- Organisations have a tendency to dedicate insufficient resources to projects. The two common failings are a) believing that a person can meet their usual responsibilities and give time to the project (they can’t), and b) putting people on projects because they are not wanted elsewhere. Projects succeed when the best people are working on them.

- Systems testing (the process of proving that the system performs as it ought to) is typically not emphasised enough. This is a discipline in its own right and is a business process that should be carefully planned and meticulously executed. Many organisations will test major processes without testing the many exceptions and/or variants within them.

- Training and change management. These are two areas that tend to be under-provided-for in projects. Change management is essential during the implementation of a new system, because jobs, and the skills a business needs, will change after the system goes live. Planning and providing for this is essential to project success. Training is the last step, and there are numerous examples of projects failing due to poor adoption by end users.

- Rationalise applications. Often organisations pay maintenance costs for applications that aren’t being used or that could be consolidated into other systems. The opposite can also be true; enterprise applications can offer benefits, but a best-of-breed system can provide the same functionality at a lower cost.

A real-life example based on our work with the New Zealand Fire Service:

By early 2010 the New Zealand Fire Service had several frustrations relating to its procurement and accounts payable function, and engaged Probity Consulting to conduct a review.

At the time, the Fire Service’s suppliers sent invoices directly to over 600 business units across the country. The finance team had limited visibility of financial commitments until the approved invoice was received by the accounts payable team in Wellington. The second problem was the inconsistency in conformity with the procurement process, in particular the completion and approval of purchase orders.

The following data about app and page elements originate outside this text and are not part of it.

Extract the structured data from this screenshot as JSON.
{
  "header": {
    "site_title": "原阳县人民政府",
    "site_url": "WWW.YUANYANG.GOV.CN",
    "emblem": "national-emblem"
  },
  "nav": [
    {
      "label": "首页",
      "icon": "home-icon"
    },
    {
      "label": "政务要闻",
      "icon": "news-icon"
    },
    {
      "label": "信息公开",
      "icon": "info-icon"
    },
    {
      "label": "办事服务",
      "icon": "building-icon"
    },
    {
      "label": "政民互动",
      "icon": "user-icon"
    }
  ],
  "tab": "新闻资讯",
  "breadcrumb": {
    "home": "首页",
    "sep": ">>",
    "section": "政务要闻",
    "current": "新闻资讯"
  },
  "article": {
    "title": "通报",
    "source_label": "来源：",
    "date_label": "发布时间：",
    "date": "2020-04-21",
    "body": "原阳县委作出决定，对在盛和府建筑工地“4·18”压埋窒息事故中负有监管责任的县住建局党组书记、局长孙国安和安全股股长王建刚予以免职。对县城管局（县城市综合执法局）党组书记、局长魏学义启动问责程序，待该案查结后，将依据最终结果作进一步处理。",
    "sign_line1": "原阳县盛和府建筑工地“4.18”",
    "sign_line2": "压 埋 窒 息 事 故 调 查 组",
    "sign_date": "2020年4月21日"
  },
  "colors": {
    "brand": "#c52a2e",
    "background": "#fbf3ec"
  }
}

Probity assisted the Fire Service with the design of a solution that included a review and rewrite of procurement policy and process and, more importantly, the implementation of a fully electronic, paperless accounts payable solution. This solution used the best new technology available to redefine and then solve the problem. The tangible benefits to the Fire Service included:

- Positive return on the investment due to staff reduction (from seven people to three)

- Elimination of physical storage of invoices, with consequent cost savings and environmental benefits

- Improved management of financial resources, with Fire Service now having full, almost instant, visibility of its forward cash commitments

The implementation of this initiative had far-reaching consequences for the Fire Service. It was a significant change in the way the organisation approved and processed payments, and affected many frontline staff. This project epitomises the value of broad thinking, effective project planning, hands-on change management and effective training. 

The key was finding a balance between a number-eight-wire approach and the limousine version of change management; you don’t want to cut corners that will end up costing down the line, but neither does any CEO want to spend just as much on consulting services as he will end up saving.

Barry Carruth is managing director of Probity Consulting.